▸ **Task prompt**
When the string "Book" is part of a line below, that line should be copied.
* * * * * * * * *
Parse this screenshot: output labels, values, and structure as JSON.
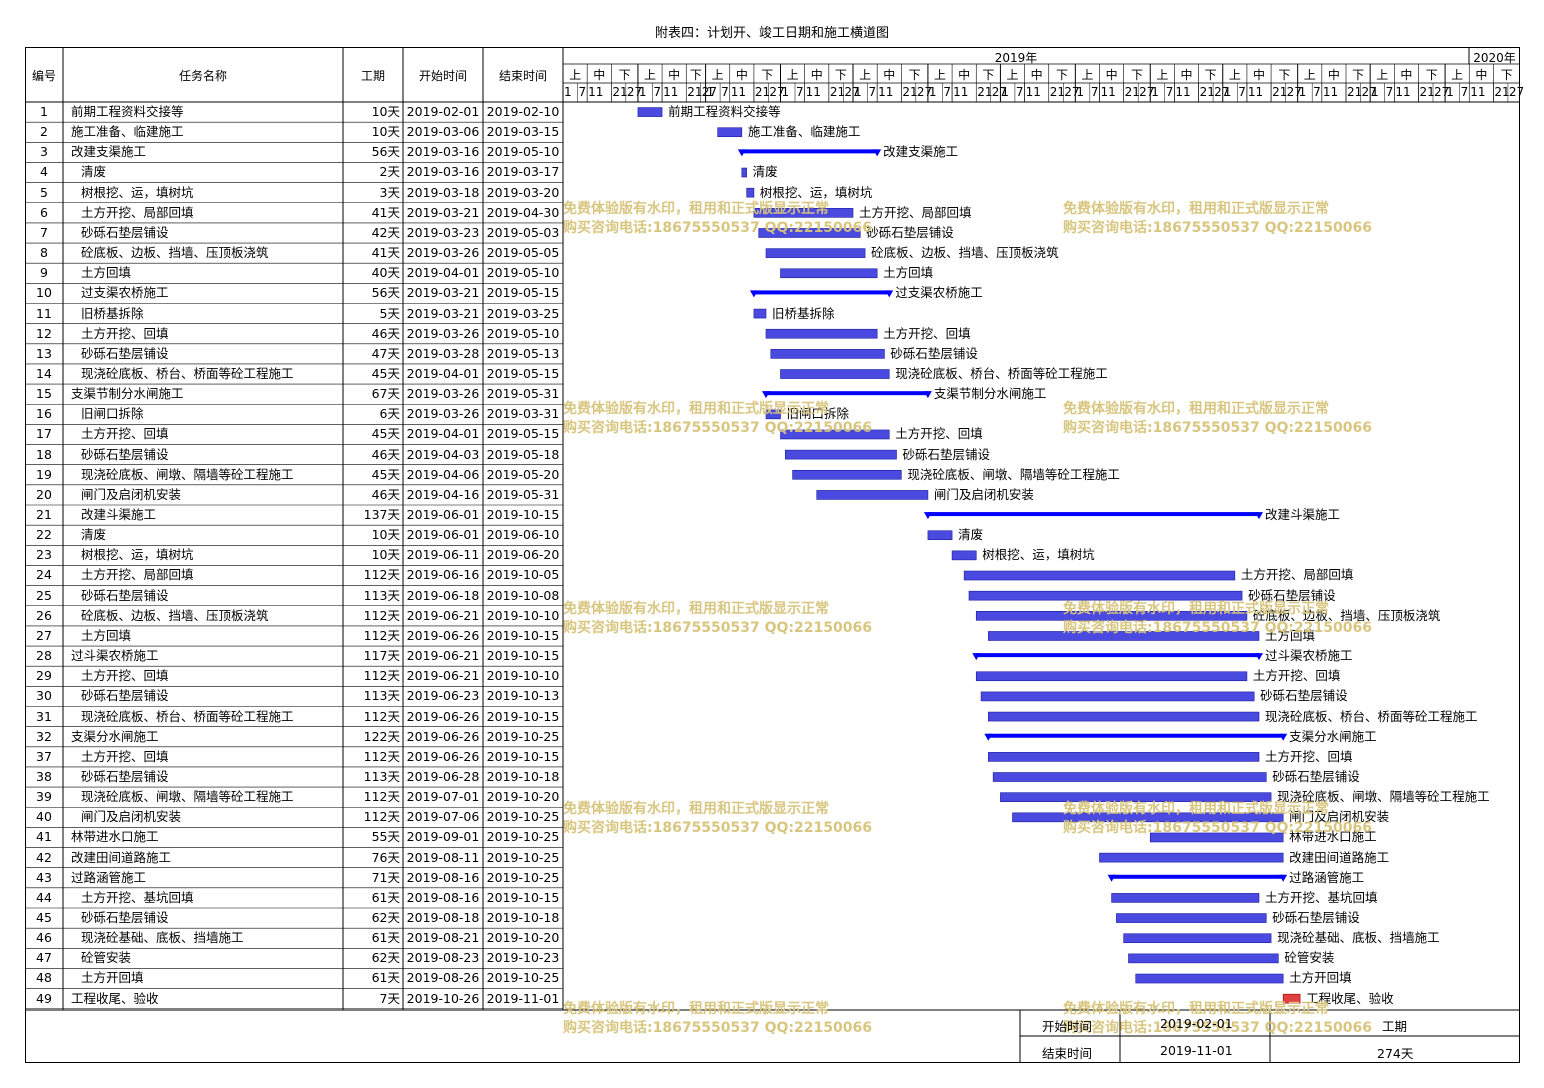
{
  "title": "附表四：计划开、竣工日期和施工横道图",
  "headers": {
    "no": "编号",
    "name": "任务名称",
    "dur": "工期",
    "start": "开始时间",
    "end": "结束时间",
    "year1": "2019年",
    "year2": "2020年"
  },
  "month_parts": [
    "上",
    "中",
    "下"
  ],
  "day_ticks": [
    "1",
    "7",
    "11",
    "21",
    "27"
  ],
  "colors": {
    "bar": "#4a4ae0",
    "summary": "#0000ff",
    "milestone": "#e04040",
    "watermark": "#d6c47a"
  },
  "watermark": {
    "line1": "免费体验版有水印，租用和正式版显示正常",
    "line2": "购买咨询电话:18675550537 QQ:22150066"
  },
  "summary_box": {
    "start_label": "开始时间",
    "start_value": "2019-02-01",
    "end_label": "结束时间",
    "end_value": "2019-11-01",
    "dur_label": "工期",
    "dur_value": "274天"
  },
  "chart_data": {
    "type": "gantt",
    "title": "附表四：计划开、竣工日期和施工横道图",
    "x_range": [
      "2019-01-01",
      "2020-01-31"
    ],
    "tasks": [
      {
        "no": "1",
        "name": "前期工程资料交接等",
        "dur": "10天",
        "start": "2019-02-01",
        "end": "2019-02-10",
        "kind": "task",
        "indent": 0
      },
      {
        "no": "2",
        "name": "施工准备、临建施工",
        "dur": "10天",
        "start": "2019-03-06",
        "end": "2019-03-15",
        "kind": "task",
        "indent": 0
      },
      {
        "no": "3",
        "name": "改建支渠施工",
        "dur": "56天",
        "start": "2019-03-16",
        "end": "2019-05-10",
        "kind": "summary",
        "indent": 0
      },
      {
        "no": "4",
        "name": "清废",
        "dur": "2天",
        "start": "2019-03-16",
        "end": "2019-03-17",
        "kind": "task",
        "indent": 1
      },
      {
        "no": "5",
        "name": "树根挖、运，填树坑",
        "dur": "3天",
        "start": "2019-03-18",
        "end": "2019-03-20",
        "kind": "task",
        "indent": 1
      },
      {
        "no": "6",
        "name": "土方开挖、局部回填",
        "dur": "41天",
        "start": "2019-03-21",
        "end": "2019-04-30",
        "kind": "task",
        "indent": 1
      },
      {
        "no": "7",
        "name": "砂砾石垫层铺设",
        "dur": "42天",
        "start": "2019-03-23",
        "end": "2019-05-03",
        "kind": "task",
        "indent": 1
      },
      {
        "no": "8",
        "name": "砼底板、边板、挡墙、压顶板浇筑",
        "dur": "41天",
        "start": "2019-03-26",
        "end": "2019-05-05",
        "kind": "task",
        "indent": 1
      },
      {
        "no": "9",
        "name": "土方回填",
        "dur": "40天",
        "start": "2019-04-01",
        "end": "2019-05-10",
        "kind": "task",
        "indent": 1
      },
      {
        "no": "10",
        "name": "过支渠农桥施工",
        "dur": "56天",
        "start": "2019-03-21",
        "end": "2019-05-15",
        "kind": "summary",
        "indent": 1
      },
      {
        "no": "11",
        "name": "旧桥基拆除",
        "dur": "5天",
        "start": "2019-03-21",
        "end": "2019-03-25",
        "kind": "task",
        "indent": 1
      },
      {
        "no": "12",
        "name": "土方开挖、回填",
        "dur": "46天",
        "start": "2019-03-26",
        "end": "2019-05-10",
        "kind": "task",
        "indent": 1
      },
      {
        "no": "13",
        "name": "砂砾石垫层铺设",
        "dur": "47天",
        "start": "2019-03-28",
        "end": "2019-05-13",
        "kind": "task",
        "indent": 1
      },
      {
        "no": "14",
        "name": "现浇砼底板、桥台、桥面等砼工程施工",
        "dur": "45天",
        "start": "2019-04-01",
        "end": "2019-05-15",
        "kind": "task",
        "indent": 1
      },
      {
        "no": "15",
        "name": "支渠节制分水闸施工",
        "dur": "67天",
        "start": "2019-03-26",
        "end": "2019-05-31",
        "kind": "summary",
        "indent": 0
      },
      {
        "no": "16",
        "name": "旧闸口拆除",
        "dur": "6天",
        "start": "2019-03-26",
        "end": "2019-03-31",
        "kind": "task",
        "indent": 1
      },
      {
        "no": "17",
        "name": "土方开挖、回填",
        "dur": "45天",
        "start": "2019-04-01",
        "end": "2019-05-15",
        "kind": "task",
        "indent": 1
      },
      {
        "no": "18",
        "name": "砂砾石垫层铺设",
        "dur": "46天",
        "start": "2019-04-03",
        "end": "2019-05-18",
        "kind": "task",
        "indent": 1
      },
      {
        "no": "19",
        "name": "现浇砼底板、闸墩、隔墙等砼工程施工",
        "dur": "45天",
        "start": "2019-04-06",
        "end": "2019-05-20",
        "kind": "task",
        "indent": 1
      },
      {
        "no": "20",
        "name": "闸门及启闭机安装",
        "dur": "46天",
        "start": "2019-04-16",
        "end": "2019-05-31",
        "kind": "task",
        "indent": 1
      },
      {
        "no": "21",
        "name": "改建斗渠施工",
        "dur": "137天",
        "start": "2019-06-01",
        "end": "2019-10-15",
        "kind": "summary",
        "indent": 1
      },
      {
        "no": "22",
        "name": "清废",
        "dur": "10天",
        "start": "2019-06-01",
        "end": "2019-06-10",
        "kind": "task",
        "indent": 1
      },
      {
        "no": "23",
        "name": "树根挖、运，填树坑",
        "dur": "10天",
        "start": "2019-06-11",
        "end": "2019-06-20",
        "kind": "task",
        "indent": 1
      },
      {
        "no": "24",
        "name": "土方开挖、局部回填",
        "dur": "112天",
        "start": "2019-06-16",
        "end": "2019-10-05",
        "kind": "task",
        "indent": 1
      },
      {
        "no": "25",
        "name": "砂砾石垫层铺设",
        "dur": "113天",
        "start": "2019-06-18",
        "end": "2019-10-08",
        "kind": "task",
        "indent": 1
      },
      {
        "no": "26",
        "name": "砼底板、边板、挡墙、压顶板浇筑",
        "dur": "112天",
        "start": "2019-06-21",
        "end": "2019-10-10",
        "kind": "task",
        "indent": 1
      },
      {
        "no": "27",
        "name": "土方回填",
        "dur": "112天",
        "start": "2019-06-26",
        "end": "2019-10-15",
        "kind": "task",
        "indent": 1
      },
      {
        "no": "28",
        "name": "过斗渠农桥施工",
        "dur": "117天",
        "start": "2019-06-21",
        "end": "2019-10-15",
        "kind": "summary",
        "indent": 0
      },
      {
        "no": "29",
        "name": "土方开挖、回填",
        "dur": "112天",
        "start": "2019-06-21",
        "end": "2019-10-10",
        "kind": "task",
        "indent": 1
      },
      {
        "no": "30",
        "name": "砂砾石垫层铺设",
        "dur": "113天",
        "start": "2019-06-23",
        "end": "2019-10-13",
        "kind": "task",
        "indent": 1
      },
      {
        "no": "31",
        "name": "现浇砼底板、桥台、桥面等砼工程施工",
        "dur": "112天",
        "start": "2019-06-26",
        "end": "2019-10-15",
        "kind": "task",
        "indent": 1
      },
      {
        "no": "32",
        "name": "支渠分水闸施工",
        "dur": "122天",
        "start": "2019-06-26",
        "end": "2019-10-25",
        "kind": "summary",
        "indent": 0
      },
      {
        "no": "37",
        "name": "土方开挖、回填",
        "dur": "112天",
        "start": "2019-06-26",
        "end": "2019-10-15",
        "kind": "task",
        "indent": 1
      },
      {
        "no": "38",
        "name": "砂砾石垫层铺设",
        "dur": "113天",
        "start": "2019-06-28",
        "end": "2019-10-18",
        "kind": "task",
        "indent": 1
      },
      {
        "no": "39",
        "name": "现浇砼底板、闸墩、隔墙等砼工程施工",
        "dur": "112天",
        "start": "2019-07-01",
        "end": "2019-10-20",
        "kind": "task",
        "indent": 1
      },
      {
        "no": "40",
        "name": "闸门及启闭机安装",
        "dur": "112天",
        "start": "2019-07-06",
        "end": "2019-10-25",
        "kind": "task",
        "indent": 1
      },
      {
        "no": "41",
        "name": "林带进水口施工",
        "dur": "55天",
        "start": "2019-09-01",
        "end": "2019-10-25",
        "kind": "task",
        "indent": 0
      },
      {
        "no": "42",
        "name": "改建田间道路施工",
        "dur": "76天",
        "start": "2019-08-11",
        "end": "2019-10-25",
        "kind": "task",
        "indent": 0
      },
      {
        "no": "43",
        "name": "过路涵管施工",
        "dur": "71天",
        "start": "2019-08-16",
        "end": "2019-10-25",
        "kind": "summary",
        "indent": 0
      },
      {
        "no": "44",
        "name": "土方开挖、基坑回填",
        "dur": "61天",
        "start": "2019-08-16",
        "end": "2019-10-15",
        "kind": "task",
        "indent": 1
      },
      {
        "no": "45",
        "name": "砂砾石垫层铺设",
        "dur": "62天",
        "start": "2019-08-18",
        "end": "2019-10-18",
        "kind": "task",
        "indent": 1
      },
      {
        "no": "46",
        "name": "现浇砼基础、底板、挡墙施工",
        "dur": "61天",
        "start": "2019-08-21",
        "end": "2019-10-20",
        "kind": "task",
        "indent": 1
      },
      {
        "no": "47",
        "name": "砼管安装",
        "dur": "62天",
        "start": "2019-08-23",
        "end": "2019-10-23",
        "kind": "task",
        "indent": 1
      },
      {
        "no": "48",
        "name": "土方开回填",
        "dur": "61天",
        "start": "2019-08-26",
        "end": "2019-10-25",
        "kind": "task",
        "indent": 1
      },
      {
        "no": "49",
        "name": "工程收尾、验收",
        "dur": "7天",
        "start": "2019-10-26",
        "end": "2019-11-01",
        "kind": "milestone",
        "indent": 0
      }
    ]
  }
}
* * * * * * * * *
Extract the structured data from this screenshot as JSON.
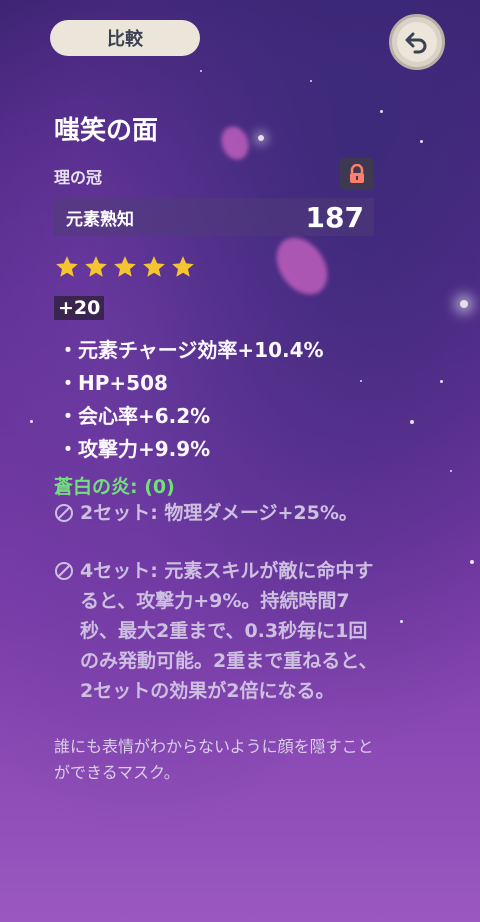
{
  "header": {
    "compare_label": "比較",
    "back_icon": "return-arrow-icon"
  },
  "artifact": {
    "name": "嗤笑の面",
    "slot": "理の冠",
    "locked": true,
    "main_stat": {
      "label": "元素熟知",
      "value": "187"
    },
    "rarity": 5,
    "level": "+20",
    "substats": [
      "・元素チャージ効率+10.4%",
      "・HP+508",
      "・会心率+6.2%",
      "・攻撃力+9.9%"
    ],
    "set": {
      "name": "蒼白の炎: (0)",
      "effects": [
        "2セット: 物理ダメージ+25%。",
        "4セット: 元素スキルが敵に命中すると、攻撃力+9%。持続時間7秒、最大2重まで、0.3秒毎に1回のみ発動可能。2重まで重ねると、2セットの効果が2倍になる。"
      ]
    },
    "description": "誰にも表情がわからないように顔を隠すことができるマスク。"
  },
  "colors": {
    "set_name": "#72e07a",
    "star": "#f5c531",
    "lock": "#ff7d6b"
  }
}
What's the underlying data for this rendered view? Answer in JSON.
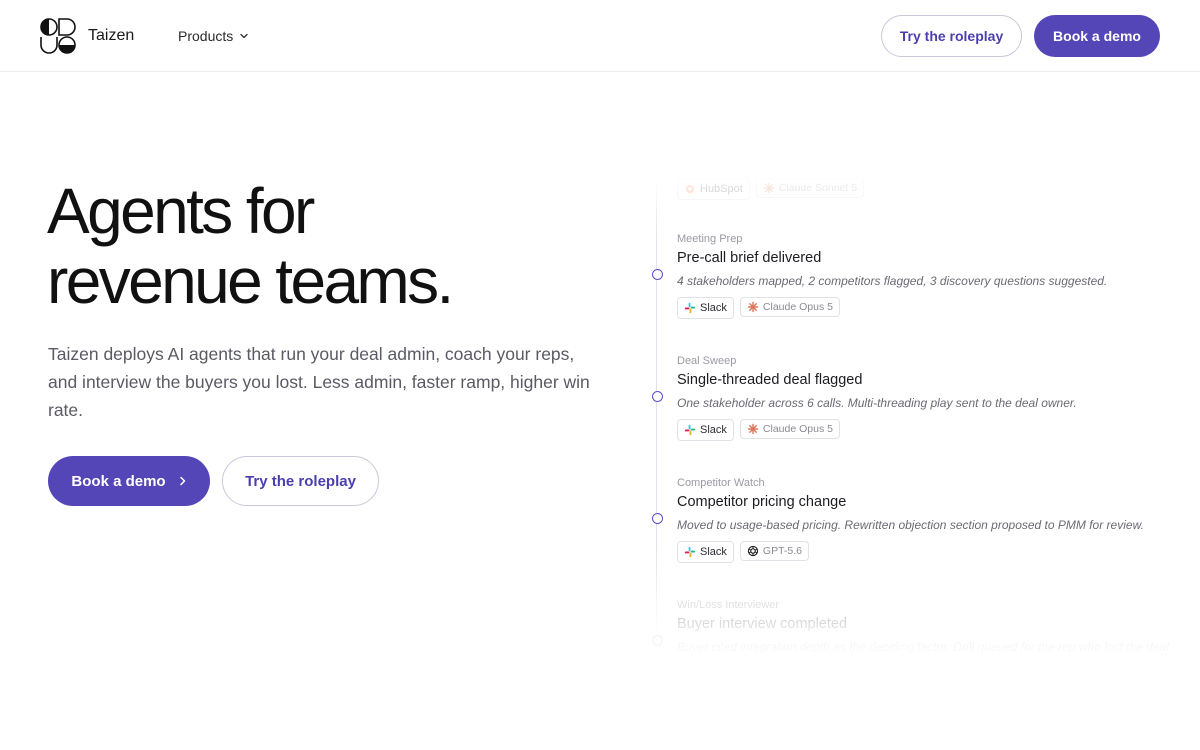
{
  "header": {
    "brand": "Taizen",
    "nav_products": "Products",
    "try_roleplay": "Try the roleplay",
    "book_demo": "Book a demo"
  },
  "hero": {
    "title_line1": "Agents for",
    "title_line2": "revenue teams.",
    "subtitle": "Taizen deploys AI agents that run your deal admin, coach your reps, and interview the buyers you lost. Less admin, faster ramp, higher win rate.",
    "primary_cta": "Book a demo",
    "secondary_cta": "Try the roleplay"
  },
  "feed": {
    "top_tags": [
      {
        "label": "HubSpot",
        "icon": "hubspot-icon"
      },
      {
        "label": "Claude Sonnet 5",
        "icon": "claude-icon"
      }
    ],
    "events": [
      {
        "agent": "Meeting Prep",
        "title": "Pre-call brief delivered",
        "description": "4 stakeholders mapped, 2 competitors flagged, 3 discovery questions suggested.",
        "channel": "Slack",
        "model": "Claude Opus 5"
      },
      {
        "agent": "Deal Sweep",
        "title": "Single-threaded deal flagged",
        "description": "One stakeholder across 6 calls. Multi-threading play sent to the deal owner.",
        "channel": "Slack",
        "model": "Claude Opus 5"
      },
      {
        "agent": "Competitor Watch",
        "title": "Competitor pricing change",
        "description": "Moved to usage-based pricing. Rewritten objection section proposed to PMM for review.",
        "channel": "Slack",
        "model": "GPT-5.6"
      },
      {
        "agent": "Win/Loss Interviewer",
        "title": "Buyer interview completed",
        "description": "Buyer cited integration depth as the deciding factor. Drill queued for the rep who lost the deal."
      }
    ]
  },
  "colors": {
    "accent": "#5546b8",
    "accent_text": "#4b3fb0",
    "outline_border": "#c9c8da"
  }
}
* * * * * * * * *
▸ **Answer below**
    "book_demo": "Book a demo"
    "primary_cta": "Book a demo",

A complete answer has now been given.